CRESSBROOK – MILL, VILLAGE AND HALL
At the exit from Water-cum-Jolly Dale, there is a castle-like building that once housed the apprentices at Cressbrook Mill. When the mill was managed by William Newton, who was also known as a poet, the child-workers were treated much better than those at Litton Mill. Newton even gave them music lessons in the attic room of the mock gothic ‘castle’, which looks so eerie that it is possible to imagine that echoes of their singing can still be heard coming from the uppermost floor.
The first cotton mill at Cressbrook had been established in 1777 by Richard Arkwright, but it was rebuilt eight years later by his son after a disastrous fire. Subsequently, Francis Philips replaced the factory with a mill stretching right across the valley. Although the new building had a utilitarian function, it was designed like a very handsome country house, topped by a pediment and a lantern. When Henry McConnel became the owner of Cressbrook Mill in 1835, he erected a new village of tall gabled houses for his workers on the hillside above the factory. He also built Cressbrook Hall as his country residence. Set in 23 acres of wooded countryside, tamed and fashioned by the famous landscape gardener Edward Kemp, this stunningly beautiful gothic house, which includes a large conservatory, has been the home of the Hull-Bailey family for almost 40 years.
Bobby Hull-Bailey and her daughter Harriet, who have managed the hall for many years, have now been joined by Emily, representing the third generation of the family. Greeting me warmly when I popped in to seek more information, Emily said: ‘As well as hosting weddings, the hall is a venue for parties, corporate events, training sessions and away-days. We also serve evening meals and Sunday lunches, and we have nine holiday cottages in the grounds and three B & Bs in the house.’ After Cressbrook Mill closed in 1971, the factory became derelict, but it has now been beautifully restored and converted into much sought-after apartments. The scars in the rest of the valley have gone too, as if the Industrial Revolution had never impacted on this sublime stretch of countryside. At Upperdale, a few yards further along the valley, in the most tranquil setting imaginable, there are some delightful cottages, including holiday lets managed by the Chatsworth Estate.
When the River Wye reaches the foot of Monsal Head, it veers sharply to the right. The prospect of the curving valley from the summit is one of the most celebrated views in the Peak District. It can be enjoyed from a series of benches or from the projecting windows of the en-suite rooms at the Monsal Head Hotel, where food and drink is served at a public bar, a Stables Bar and a beer garden. Another building on the summit houses Hobb’s Café, which even has its own ice cream van to serve the many visitors who come to appreciate the fabulous view over the valley.
Ignoring the dramatic change in direction of the river, the old railway line ran straight over a five-arch, 300 ft-high viaduct. The leading Victorian critic John Ruskin was appalled by this structure. He said: ‘The valley is gone, and the Gods with it; and now, every fool in Buxton can be in Bakewell in half an hour, and every fool in Bakewell at Buxton: which you think a lucrative process of exchange – you Fools everywhere.’

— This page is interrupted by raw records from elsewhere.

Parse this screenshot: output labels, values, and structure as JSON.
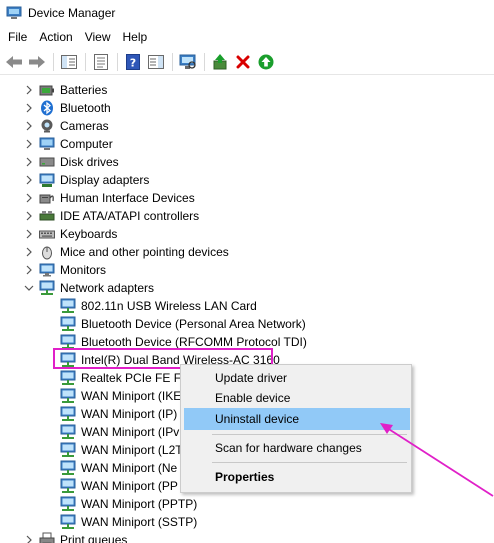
{
  "window": {
    "title": "Device Manager"
  },
  "menu": [
    "File",
    "Action",
    "View",
    "Help"
  ],
  "toolbar": [
    "back-icon",
    "forward-icon",
    "show-hide-console-tree-icon",
    "properties-icon",
    "help-icon",
    "action-pane-icon",
    "scan-hardware-changes-icon",
    "update-driver-icon",
    "uninstall-device-icon",
    "enable-device-icon"
  ],
  "tree": {
    "categories_before": [
      {
        "label": "Batteries",
        "icon": "battery-icon"
      },
      {
        "label": "Bluetooth",
        "icon": "bluetooth-icon"
      },
      {
        "label": "Cameras",
        "icon": "camera-icon"
      },
      {
        "label": "Computer",
        "icon": "computer-icon"
      },
      {
        "label": "Disk drives",
        "icon": "disk-drive-icon"
      },
      {
        "label": "Display adapters",
        "icon": "display-adapter-icon"
      },
      {
        "label": "Human Interface Devices",
        "icon": "hid-icon"
      },
      {
        "label": "IDE ATA/ATAPI controllers",
        "icon": "ide-controller-icon"
      },
      {
        "label": "Keyboards",
        "icon": "keyboard-icon"
      },
      {
        "label": "Mice and other pointing devices",
        "icon": "mouse-icon"
      },
      {
        "label": "Monitors",
        "icon": "monitor-icon"
      }
    ],
    "network": {
      "label": "Network adapters",
      "icon": "network-adapter-icon",
      "expanded": true,
      "children": [
        "802.11n USB Wireless LAN Card",
        "Bluetooth Device (Personal Area Network)",
        "Bluetooth Device (RFCOMM Protocol TDI)",
        "Intel(R) Dual Band Wireless-AC 3160",
        "Realtek PCIe FE Far",
        "WAN Miniport (IKE",
        "WAN Miniport (IP)",
        "WAN Miniport (IPv",
        "WAN Miniport (L2T",
        "WAN Miniport (Ne",
        "WAN Miniport (PP",
        "WAN Miniport (PPTP)",
        "WAN Miniport (SSTP)"
      ],
      "selected_index": 3
    },
    "categories_after": [
      {
        "label": "Print queues",
        "icon": "printer-icon"
      }
    ]
  },
  "context_menu": {
    "items": [
      {
        "label": "Update driver",
        "selected": false,
        "bold": false
      },
      {
        "label": "Enable device",
        "selected": false,
        "bold": false
      },
      {
        "label": "Uninstall device",
        "selected": true,
        "bold": false
      },
      {
        "label": "Scan for hardware changes",
        "selected": false,
        "bold": false
      },
      {
        "label": "Properties",
        "selected": false,
        "bold": true
      }
    ]
  },
  "colors": {
    "annotation": "#e020c8",
    "menu_highlight": "#91c9f7",
    "menu_background": "#f0f0f0",
    "uninstall_red": "#d90000",
    "enable_green": "#1a9e2c"
  }
}
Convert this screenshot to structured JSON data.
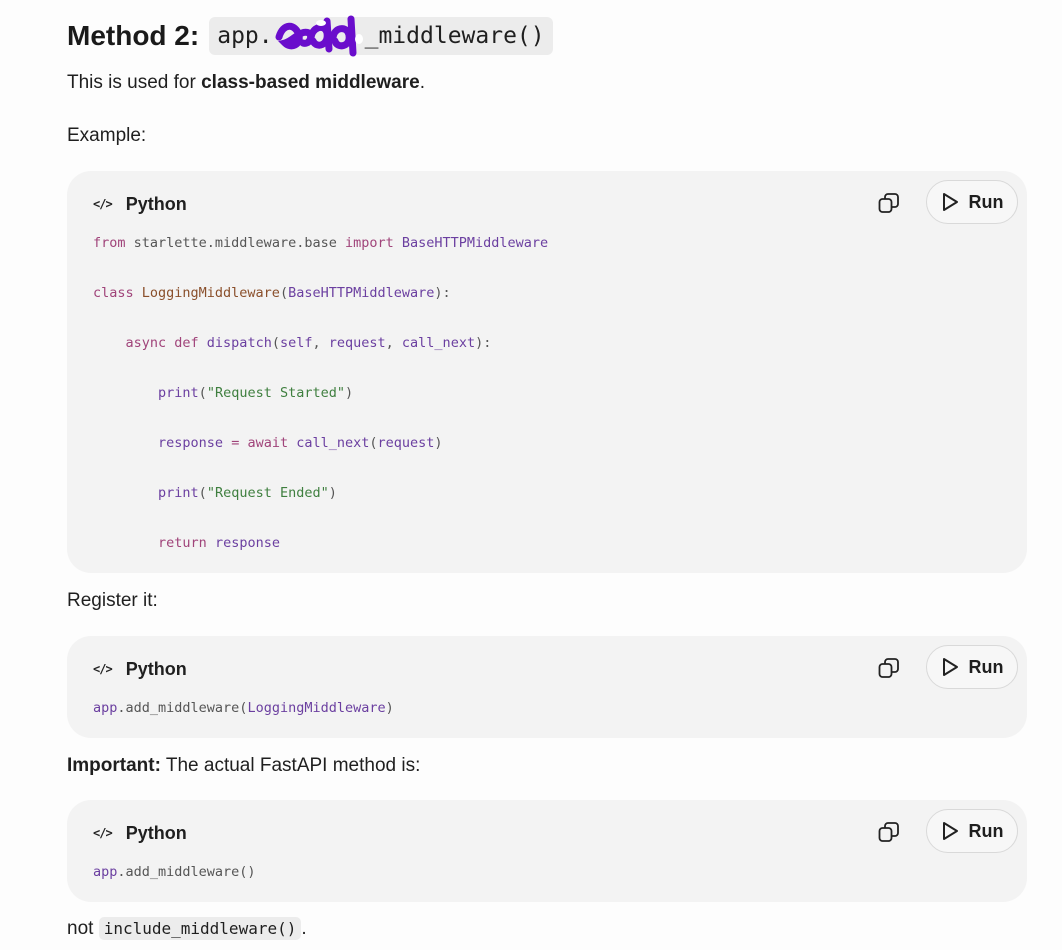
{
  "heading": {
    "prefix": "Method 2:",
    "code_start": "app.",
    "code_end": "_middleware()"
  },
  "intro": {
    "text_before": "This is used for ",
    "bold": "class-based middleware",
    "text_after": "."
  },
  "example_label": "Example:",
  "code_blocks": [
    {
      "language": "Python",
      "lang_icon": "</>",
      "run_label": "Run"
    },
    {
      "language": "Python",
      "lang_icon": "</>",
      "run_label": "Run"
    },
    {
      "language": "Python",
      "lang_icon": "</>",
      "run_label": "Run"
    }
  ],
  "code1": {
    "l1": {
      "a": "from",
      "b": " starlette.middleware.base ",
      "c": "import",
      "d": " BaseHTTPMiddleware"
    },
    "l2": {
      "a": "class",
      "b": " LoggingMiddleware",
      "c": "(",
      "d": "BaseHTTPMiddleware",
      "e": "):"
    },
    "l3": {
      "indent": "    ",
      "a": "async",
      "b": " def",
      "c": " dispatch",
      "d": "(",
      "e": "self",
      "f": ", ",
      "g": "request",
      "h": ", ",
      "i": "call_next",
      "j": "):"
    },
    "l4": {
      "indent": "        ",
      "a": "print",
      "b": "(",
      "c": "\"Request Started\"",
      "d": ")"
    },
    "l5": {
      "indent": "        ",
      "a": "response",
      "b": " = ",
      "c": "await",
      "d": " call_next",
      "e": "(",
      "f": "request",
      "g": ")"
    },
    "l6": {
      "indent": "        ",
      "a": "print",
      "b": "(",
      "c": "\"Request Ended\"",
      "d": ")"
    },
    "l7": {
      "indent": "        ",
      "a": "return",
      "b": " response"
    }
  },
  "register_label": "Register it:",
  "code2": {
    "a": "app",
    "b": ".add_middleware(",
    "c": "LoggingMiddleware",
    "d": ")"
  },
  "important": {
    "bold": "Important:",
    "text": " The actual FastAPI method is:"
  },
  "code3": {
    "a": "app",
    "b": ".add_middleware()"
  },
  "footer": {
    "text_before": "not ",
    "code": "include_middleware()",
    "text_after": "."
  },
  "icons": [
    "code-icon",
    "copy-icon",
    "play-icon"
  ],
  "colors": {
    "keyword": "#a0447a",
    "class": "#6b3fa0",
    "string": "#3f7f3f",
    "scribble": "#6a0dcc"
  }
}
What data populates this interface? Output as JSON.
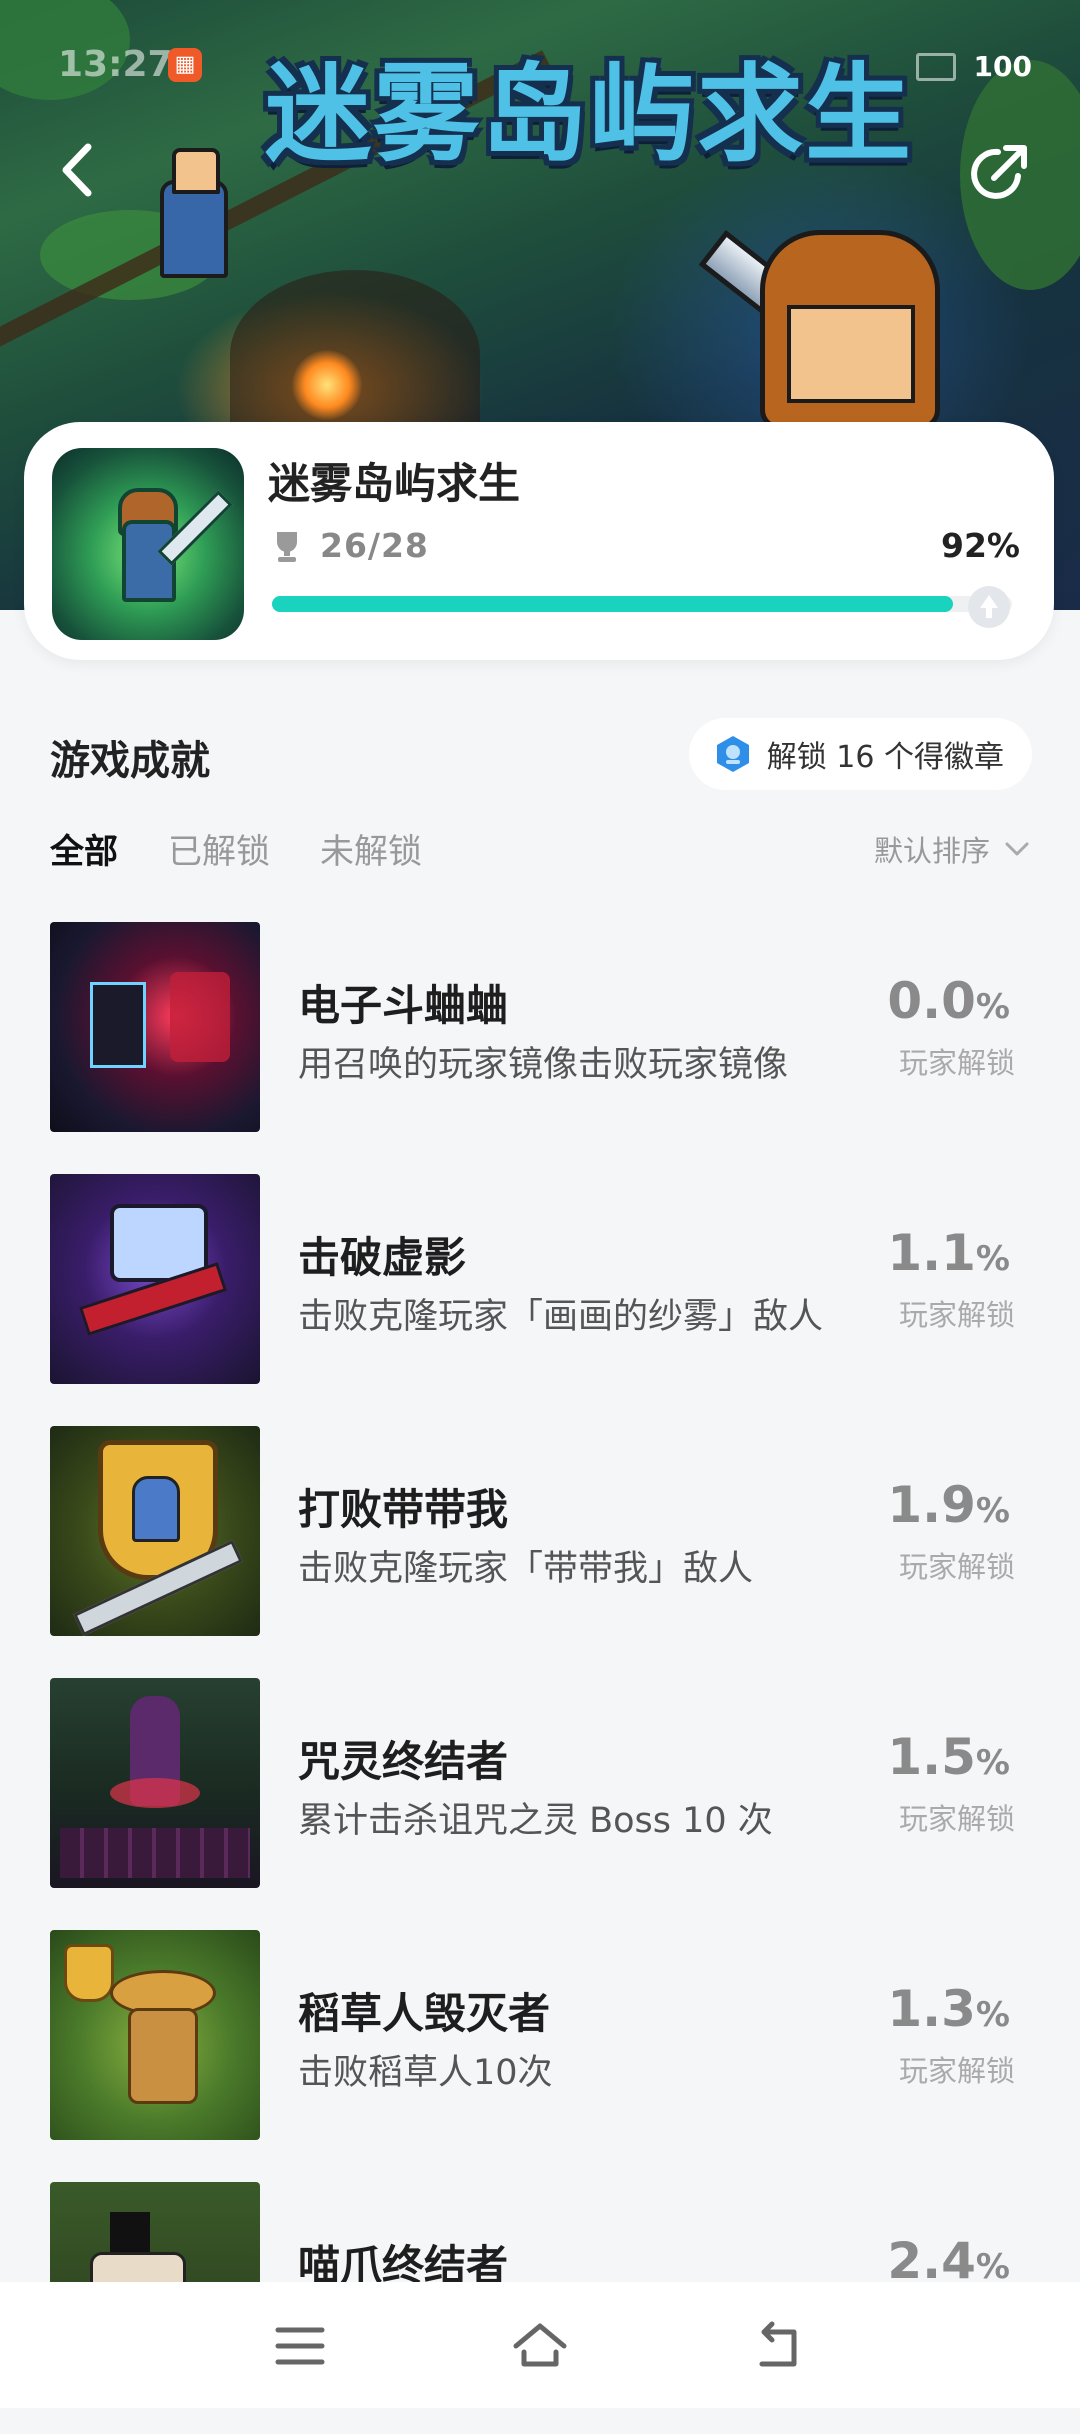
{
  "status": {
    "time": "13:27",
    "battery": "100"
  },
  "hero": {
    "title": "迷雾岛屿求生"
  },
  "game": {
    "name": "迷雾岛屿求生",
    "progress_text": "26/28",
    "percent_text": "92%",
    "progress": 0.92
  },
  "section": {
    "title": "游戏成就",
    "badge_text": "解锁 16 个得徽章"
  },
  "tabs": [
    {
      "label": "全部"
    },
    {
      "label": "已解锁"
    },
    {
      "label": "未解锁"
    }
  ],
  "sort": {
    "label": "默认排序"
  },
  "achievements": [
    {
      "name": "电子斗蛐蛐",
      "desc": "用召唤的玩家镜像击败玩家镜像",
      "pct": "0.0",
      "unit": "%",
      "sub": "玩家解锁"
    },
    {
      "name": "击破虚影",
      "desc": "击败克隆玩家「画画的纱雾」敌人",
      "pct": "1.1",
      "unit": "%",
      "sub": "玩家解锁"
    },
    {
      "name": "打败带带我",
      "desc": "击败克隆玩家「带带我」敌人",
      "pct": "1.9",
      "unit": "%",
      "sub": "玩家解锁"
    },
    {
      "name": "咒灵终结者",
      "desc": "累计击杀诅咒之灵 Boss 10 次",
      "pct": "1.5",
      "unit": "%",
      "sub": "玩家解锁"
    },
    {
      "name": "稻草人毁灭者",
      "desc": "击败稻草人10次",
      "pct": "1.3",
      "unit": "%",
      "sub": "玩家解锁"
    },
    {
      "name": "喵爪终结者",
      "desc": "",
      "pct": "2.4",
      "unit": "%",
      "sub": ""
    }
  ],
  "colors": {
    "accent": "#19d3be",
    "title_blue": "#4fc1e6"
  }
}
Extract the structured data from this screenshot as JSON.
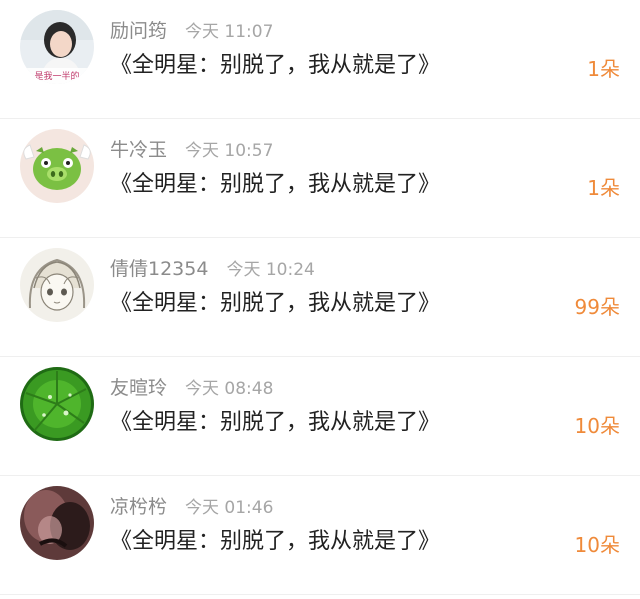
{
  "colors": {
    "name": "#8b8b8b",
    "time": "#a6a6a6",
    "message": "#222222",
    "count_accent": "#ef8a3a",
    "divider": "#efefef"
  },
  "comments": [
    {
      "avatar_icon": "girl-photo-avatar",
      "avatar_caption": "是我一半的",
      "name": "励问筠",
      "time": "今天 11:07",
      "message": "《全明星：别脱了，我从就是了》",
      "count": "1朵"
    },
    {
      "avatar_icon": "green-pig-avatar",
      "name": "牛冷玉",
      "time": "今天 10:57",
      "message": "《全明星：别脱了，我从就是了》",
      "count": "1朵"
    },
    {
      "avatar_icon": "anime-sketch-avatar",
      "name": "倩倩12354",
      "time": "今天 10:24",
      "message": "《全明星：别脱了，我从就是了》",
      "count": "99朵"
    },
    {
      "avatar_icon": "green-leaf-avatar",
      "name": "友暄玲",
      "time": "今天 08:48",
      "message": "《全明星：别脱了，我从就是了》",
      "count": "10朵"
    },
    {
      "avatar_icon": "dark-photo-avatar",
      "name": "凉枍枍",
      "time": "今天 01:46",
      "message": "《全明星：别脱了，我从就是了》",
      "count": "10朵"
    }
  ]
}
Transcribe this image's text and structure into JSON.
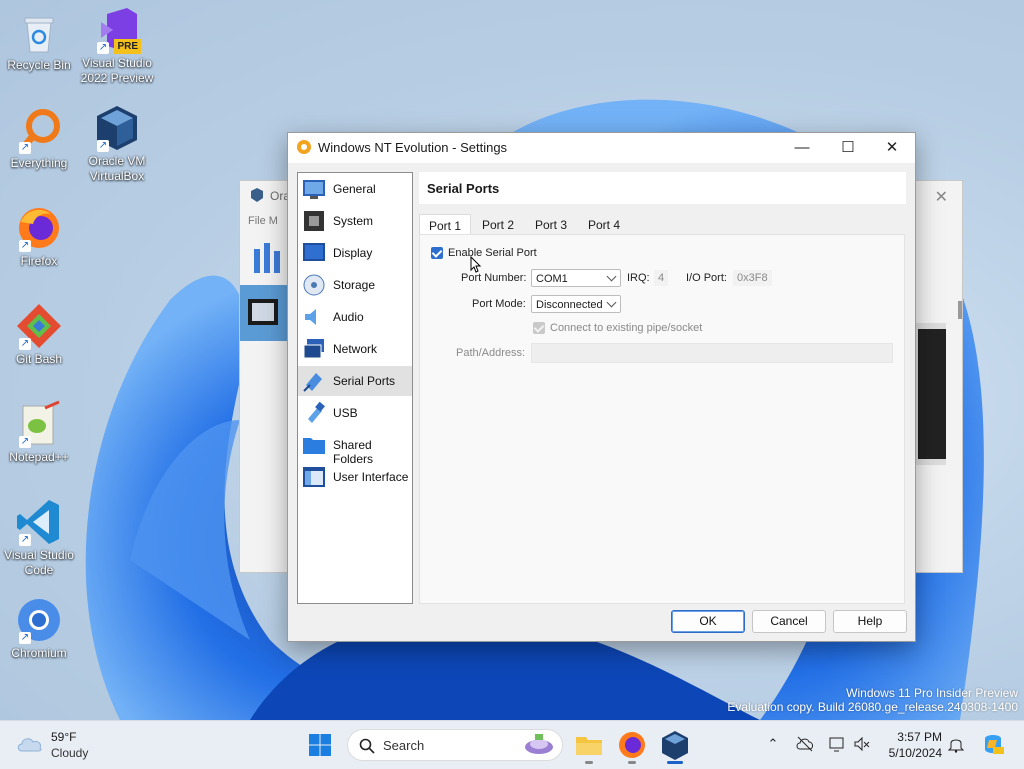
{
  "desktop": {
    "icons": [
      {
        "label": "Recycle Bin"
      },
      {
        "label": "Visual Studio 2022 Preview",
        "badge": "PRE"
      },
      {
        "label": "Everything"
      },
      {
        "label": "Oracle VM VirtualBox"
      },
      {
        "label": "Firefox"
      },
      {
        "label": "Git Bash"
      },
      {
        "label": "Notepad++"
      },
      {
        "label": "Visual Studio Code"
      },
      {
        "label": "Chromium"
      }
    ],
    "watermark": {
      "line1": "Windows 11 Pro Insider Preview",
      "line2": "Evaluation copy. Build 26080.ge_release.240308-1400"
    }
  },
  "background_window": {
    "title": "Ora",
    "menu": "File   M"
  },
  "dialog": {
    "title": "Windows NT Evolution - Settings",
    "controls": {
      "minimize": "—",
      "maximize": "☐",
      "close": "✕"
    },
    "nav": [
      {
        "label": "General",
        "icon": "general-icon"
      },
      {
        "label": "System",
        "icon": "system-icon"
      },
      {
        "label": "Display",
        "icon": "display-icon"
      },
      {
        "label": "Storage",
        "icon": "storage-icon"
      },
      {
        "label": "Audio",
        "icon": "audio-icon"
      },
      {
        "label": "Network",
        "icon": "network-icon"
      },
      {
        "label": "Serial Ports",
        "icon": "serial-ports-icon",
        "active": true
      },
      {
        "label": "USB",
        "icon": "usb-icon"
      },
      {
        "label": "Shared Folders",
        "icon": "shared-folders-icon"
      },
      {
        "label": "User Interface",
        "icon": "user-interface-icon"
      }
    ],
    "section_title": "Serial Ports",
    "tabs": [
      {
        "label": "Port 1",
        "active": true
      },
      {
        "label": "Port 2"
      },
      {
        "label": "Port 3"
      },
      {
        "label": "Port 4"
      }
    ],
    "form": {
      "enable_label": "Enable Serial Port",
      "enable_checked": true,
      "port_number_label": "Port Number:",
      "port_number_value": "COM1",
      "irq_label": "IRQ:",
      "irq_value": "4",
      "io_port_label": "I/O Port:",
      "io_port_value": "0x3F8",
      "port_mode_label": "Port Mode:",
      "port_mode_value": "Disconnected",
      "connect_existing_label": "Connect to existing pipe/socket",
      "connect_existing_checked": true,
      "connect_existing_disabled": true,
      "path_label": "Path/Address:",
      "path_value": ""
    },
    "buttons": {
      "ok": "OK",
      "cancel": "Cancel",
      "help": "Help"
    }
  },
  "taskbar": {
    "weather": {
      "temp": "59°F",
      "condition": "Cloudy"
    },
    "search_placeholder": "Search",
    "clock": {
      "time": "3:57 PM",
      "date": "5/10/2024"
    }
  },
  "colors": {
    "accent": "#2d6fd0",
    "selected_nav": "#e1e1e1",
    "taskbar": "#e9eef5"
  }
}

Today, the valley no longer echoes to the thundering sound of locomotives and the viaduct, now part of the walking and cycling trail, is regarded as a vital component in a great landscape view!